Well over a decade later Gilles Villeneuve used the Ferrari 312 T3 to clinch his maiden victory at his home race during the inaugural Grand Prix on the Ile de Montreal. In the hands of Carlos Reutemann, the T3 had scored three more victories but ultimately it was outpaced by the ground-effects Lotus 79. Included in our article are three of the five 312 T3s built.
It was at Lotus, in the mid-1980s, that Ayrton Senna became a regular Grand Prix winner. In 1986 he campaigned the 98T, which he drove to two victories. Even more impressive were his eight pole positions. The 98T was the last Lotus to wear the legendary JPS colors and the last Lotus powered by the twin-turbo Renault engine.
2009-06-01: Legendary Corvette Grand Sport and Camaro SS to soften the GM Chapter 11 pain ...
Today looks set to become a turning point in General Motors' history. Two years ago GM was still the worlds largest car maker, as of today, the company has filed for Chapter 11 bankruptcy protection. With the help of the American government, who have taken a 60% stake, the Detroit manufacturer hopes to start back from scratch. We will not bore you with the financial details but instead we have taken a closer look at two of the company's finest products to show just why the American manufacturer should survive.
First up is our all time favourite GM racing car, the Chevrolet Corvette Grand Sport. Built against the wishes of the top brass, this lightweight competition car was developed in secrecy by the Corvette's spiritual father Zora-Arkus Duntov. Although they looked somewhat similar to the road-going Corvettes, under the fiberglass body they were bespoke racing cars. On the track the Grand Sport proved more than a match for the Cobra endorsed by GM's big rival Ford. The executives nevertheless called for the cars to be destroyed once they found what had happened right under their noses. Fortunately, the cars were quietly sold to privateers, who continued to race the very special Corvettes. Our article includes two of the three surviving coupes. Both have been restored to their 1964 Sebring 12 Hours specification livery and are pictured at recent outings at events like the Monterey Historics and The Quail, a Motorsports Gathering.
Slightly more civilized is this first generation Chevrolet Camaro SS. Built between 1967 and 1969 these earliest Camaros are the most sought after. It is hardly surprisisng that for the new Camaro, the original bodystyle served as an inspiration. The pictured example is seen at the 2008 Concours on the Avenue in Carmel, shortly after a complete restoration.

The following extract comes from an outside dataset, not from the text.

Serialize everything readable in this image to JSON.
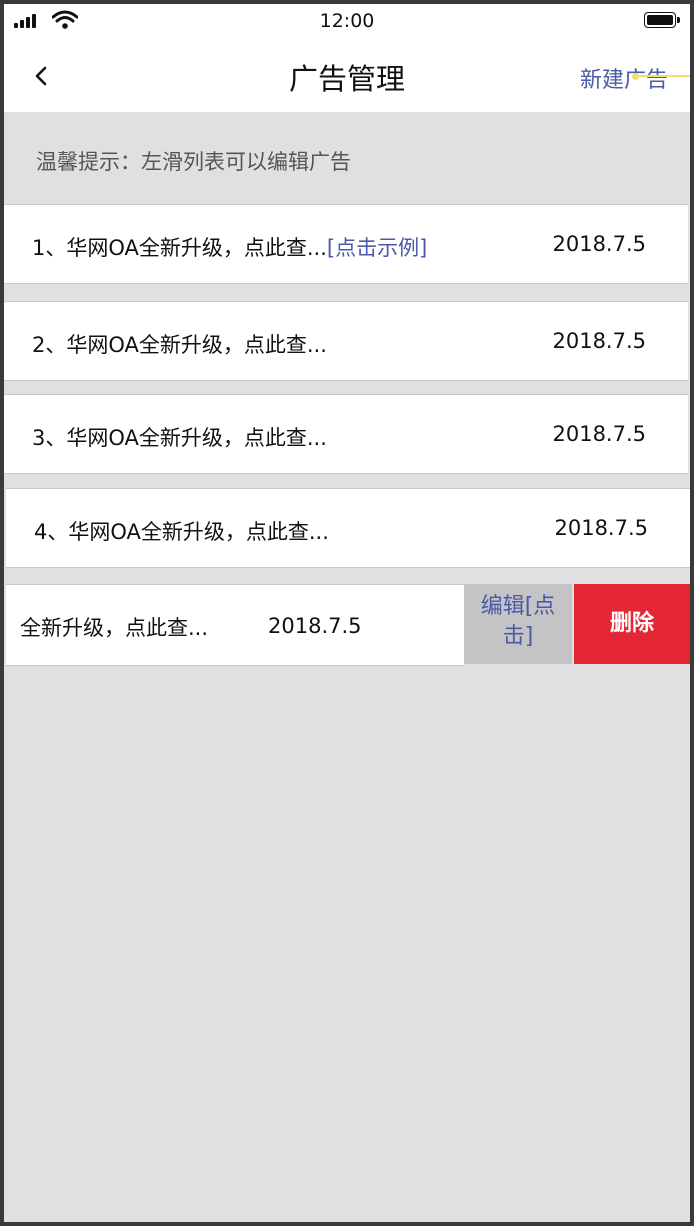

Hopefully the slimmed down General Motors will continue to build road and racing cars like these two in the future.